For those who don't know about J1, imagine a subroutine call that takes 1 clock cycle and a return that takes 0 clocks.
One of my thoughts, although I don't have any knowledge of Verilog is that Forth CPUs would benefit from having a workspace register to
assist multitasking. The Forth stacks typically are in very fast on chip ram, but if you want to change tasks it can be awkward swapping the stacks (ie registers) in/out of conventional memory. So... if there were larger memory spaces available for a number of tasks and a workspace register, the chip could have fast context switching albeit for a finite number of tasks, which is typically ok for an embedded application.
You are probably one of the few people in the world who know about FPGA 9900 and J1. :-)
The J1 implements its stacks as two huge shift registers, where each shift operation is a shift by word length, typically 16 or 32 bits. The stacks are not deep, they're for the 16-bit version by default 15 deep for data stack and 17 for the return stack. So these stacks are implemented in the FPGA logic fabric, not in block memory. This also means that there are no stack pointers, at least for the J1A version. So you don't know how deep you're in the stacks... The source code for J1A is about 130 lines of Verilog. It is tiny. It is inspired by the Novic NC4016 to my understanding. The J1 is an awesome project, and it comes with Swapforth already implemented. The basic J1 system for the BlackIce takes 1072 logic cells, so about one eight of the total capacity.

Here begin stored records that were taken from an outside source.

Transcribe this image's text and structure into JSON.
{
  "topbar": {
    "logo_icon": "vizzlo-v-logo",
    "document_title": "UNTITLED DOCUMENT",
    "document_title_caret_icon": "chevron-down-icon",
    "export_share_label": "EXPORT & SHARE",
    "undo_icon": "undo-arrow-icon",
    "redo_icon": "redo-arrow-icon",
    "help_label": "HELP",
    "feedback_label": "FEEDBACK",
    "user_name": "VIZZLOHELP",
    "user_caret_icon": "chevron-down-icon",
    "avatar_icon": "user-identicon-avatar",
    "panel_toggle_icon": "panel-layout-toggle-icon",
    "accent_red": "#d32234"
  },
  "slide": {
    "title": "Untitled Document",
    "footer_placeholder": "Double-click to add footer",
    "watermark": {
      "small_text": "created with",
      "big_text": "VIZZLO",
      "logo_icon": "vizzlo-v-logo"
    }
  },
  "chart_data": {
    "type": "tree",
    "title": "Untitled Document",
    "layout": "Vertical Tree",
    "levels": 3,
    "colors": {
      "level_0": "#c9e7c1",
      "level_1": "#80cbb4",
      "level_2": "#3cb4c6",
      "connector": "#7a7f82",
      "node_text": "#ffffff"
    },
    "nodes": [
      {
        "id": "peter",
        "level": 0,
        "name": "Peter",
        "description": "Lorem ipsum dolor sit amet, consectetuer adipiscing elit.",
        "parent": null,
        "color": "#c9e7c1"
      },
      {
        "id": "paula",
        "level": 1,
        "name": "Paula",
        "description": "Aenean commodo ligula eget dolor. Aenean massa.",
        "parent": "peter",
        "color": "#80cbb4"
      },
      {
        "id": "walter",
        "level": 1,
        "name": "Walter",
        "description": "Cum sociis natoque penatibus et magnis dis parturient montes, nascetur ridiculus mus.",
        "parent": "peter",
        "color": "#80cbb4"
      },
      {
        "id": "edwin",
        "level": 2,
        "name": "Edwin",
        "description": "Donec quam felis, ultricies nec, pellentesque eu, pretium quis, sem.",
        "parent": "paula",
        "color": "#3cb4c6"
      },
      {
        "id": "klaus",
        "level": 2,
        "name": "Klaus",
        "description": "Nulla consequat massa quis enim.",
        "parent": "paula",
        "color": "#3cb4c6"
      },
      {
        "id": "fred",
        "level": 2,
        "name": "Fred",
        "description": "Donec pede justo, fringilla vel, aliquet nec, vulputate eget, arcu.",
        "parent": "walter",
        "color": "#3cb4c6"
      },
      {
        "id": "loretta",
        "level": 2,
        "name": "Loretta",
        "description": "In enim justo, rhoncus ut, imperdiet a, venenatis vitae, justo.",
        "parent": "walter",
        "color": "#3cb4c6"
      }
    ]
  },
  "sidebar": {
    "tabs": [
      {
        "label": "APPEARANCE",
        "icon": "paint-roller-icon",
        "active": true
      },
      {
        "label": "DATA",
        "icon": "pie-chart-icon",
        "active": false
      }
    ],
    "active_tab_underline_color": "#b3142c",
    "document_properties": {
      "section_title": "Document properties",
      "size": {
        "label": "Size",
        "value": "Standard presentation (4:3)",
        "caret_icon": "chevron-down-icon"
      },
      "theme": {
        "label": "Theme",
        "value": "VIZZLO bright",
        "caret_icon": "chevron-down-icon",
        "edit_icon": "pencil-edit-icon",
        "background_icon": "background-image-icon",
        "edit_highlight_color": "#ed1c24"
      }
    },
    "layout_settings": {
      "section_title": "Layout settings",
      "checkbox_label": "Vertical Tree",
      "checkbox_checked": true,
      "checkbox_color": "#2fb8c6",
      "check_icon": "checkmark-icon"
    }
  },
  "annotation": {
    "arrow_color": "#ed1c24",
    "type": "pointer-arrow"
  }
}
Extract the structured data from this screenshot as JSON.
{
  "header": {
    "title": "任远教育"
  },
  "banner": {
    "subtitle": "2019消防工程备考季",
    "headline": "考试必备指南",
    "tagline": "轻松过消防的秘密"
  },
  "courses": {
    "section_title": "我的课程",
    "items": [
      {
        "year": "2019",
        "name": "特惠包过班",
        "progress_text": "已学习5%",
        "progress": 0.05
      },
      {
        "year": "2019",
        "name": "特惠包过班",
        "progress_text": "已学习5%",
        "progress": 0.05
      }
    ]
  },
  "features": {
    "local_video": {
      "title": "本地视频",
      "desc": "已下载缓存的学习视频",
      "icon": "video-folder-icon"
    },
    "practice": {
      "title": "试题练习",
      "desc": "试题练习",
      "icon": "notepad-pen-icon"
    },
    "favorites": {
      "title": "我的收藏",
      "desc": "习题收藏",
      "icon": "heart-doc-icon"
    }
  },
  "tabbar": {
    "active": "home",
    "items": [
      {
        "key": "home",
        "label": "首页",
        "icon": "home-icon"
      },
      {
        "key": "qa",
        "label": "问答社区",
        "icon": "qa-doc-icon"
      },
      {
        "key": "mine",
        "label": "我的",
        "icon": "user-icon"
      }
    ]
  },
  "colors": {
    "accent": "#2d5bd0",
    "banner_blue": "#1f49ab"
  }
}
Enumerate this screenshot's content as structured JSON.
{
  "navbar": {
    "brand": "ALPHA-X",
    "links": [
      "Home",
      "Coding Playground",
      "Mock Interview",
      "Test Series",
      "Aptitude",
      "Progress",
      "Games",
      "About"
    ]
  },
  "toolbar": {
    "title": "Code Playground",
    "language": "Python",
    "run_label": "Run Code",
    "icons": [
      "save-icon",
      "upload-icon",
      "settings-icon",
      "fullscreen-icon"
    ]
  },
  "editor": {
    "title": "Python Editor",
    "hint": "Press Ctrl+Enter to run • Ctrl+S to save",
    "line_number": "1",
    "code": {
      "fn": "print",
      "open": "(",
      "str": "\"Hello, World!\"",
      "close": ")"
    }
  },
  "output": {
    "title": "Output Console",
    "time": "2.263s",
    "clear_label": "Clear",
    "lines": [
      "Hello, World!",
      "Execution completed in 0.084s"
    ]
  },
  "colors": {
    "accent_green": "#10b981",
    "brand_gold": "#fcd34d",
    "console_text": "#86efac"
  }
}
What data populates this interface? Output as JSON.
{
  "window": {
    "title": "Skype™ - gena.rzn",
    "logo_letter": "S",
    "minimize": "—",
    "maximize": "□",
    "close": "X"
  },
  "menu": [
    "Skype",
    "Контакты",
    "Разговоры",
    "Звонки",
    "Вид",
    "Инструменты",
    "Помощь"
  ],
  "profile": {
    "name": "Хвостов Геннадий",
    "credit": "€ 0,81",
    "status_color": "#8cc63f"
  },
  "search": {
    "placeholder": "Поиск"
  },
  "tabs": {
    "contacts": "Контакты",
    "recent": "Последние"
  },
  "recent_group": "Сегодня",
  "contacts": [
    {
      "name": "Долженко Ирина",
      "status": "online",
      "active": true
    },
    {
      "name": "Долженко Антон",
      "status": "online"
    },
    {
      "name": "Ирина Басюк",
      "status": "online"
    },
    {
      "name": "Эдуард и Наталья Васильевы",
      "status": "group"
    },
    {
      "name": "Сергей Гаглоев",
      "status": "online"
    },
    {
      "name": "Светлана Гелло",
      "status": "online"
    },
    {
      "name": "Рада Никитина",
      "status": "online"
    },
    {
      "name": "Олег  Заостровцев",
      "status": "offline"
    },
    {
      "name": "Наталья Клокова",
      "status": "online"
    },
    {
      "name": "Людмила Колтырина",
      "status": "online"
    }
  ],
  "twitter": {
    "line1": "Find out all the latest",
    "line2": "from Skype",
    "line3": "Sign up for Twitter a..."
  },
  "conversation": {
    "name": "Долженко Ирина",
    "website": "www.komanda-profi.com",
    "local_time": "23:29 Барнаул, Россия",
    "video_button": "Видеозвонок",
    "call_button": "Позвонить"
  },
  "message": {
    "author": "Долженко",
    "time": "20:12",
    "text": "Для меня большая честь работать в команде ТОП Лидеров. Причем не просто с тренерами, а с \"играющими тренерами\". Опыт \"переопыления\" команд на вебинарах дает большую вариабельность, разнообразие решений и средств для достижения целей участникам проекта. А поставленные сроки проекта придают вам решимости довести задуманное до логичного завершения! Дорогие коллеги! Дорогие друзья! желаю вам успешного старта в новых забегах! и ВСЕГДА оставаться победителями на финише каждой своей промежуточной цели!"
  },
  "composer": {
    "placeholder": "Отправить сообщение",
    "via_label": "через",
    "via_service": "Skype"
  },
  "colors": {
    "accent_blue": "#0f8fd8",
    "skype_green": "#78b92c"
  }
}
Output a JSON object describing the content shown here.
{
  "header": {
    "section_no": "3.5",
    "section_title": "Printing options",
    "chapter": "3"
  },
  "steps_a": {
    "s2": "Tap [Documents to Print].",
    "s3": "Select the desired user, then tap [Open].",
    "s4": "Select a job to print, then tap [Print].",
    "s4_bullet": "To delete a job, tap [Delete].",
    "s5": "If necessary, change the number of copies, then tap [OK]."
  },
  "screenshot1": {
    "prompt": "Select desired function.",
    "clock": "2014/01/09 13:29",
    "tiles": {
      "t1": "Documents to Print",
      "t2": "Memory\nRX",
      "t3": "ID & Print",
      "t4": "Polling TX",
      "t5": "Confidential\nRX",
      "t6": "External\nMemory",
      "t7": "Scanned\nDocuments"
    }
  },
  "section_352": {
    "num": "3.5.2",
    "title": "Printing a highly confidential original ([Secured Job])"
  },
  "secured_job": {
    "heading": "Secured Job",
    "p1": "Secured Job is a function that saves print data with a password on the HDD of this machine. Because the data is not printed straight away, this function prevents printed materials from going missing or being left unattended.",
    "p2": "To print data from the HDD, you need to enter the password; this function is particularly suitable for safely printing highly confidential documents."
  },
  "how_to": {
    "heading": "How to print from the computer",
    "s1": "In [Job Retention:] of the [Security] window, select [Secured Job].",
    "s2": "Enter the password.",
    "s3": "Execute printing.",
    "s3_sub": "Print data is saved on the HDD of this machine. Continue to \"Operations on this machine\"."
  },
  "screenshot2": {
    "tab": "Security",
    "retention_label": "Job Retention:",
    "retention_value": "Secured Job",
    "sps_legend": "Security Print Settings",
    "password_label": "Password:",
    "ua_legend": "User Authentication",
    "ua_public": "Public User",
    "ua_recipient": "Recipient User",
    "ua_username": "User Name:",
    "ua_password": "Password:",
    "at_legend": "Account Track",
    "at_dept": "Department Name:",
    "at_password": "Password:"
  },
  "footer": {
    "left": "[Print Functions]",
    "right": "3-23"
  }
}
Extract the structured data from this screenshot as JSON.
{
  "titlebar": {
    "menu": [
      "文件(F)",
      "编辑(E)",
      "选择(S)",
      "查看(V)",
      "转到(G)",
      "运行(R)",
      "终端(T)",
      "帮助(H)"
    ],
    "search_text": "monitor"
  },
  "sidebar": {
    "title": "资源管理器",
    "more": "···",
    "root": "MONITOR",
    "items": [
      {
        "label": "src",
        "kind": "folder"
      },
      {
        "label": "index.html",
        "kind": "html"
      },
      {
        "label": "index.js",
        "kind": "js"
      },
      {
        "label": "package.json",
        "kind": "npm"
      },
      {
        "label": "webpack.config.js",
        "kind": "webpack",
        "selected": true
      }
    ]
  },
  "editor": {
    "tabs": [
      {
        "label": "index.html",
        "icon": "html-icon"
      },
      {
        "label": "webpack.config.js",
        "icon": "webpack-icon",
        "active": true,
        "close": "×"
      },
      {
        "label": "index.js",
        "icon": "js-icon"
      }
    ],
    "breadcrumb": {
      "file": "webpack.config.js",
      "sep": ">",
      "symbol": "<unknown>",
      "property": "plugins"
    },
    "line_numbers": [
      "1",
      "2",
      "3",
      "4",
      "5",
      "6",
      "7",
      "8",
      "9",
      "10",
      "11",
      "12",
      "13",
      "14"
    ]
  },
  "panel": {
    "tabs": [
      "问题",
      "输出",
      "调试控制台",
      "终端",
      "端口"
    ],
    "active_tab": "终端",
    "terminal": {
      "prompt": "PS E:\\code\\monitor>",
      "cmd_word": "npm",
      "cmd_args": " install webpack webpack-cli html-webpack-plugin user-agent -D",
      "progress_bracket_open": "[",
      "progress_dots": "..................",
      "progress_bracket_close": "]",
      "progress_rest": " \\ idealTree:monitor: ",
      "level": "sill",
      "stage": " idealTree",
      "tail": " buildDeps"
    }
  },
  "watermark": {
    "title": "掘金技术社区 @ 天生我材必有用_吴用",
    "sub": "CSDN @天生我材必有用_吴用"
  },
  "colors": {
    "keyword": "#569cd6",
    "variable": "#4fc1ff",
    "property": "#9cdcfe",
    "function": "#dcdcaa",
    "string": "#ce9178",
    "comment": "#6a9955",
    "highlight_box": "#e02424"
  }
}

It is not only that subroutine calls and pretty much every other instruction takes 1 clock cycle, you can also combine certain operations such as the subroutine return to it. Oh, and it runs at 48 MHz on the BlackIce-II. I did not try to optimize it.
I think I also ported it over to the Pepino board, as 32 bit version. Along the lines James had done his version for the Xilinx Spartan 6.
Is there a repository of your code for the J1->BlackIce project?
No but I guess I could set it up. I was playing with the Icestorm tools and used the J1 as the core to play with. I did not do much, my work amounted to merging the top level block from BlackIce examples with the J1. I tested it with both place-and-route tools: arcahne-pnr and the newer nextpnr. For the latter I had to study things a little to get the PLL done properly (the input clock is 100MHz, which the PLL takes to 48MHz).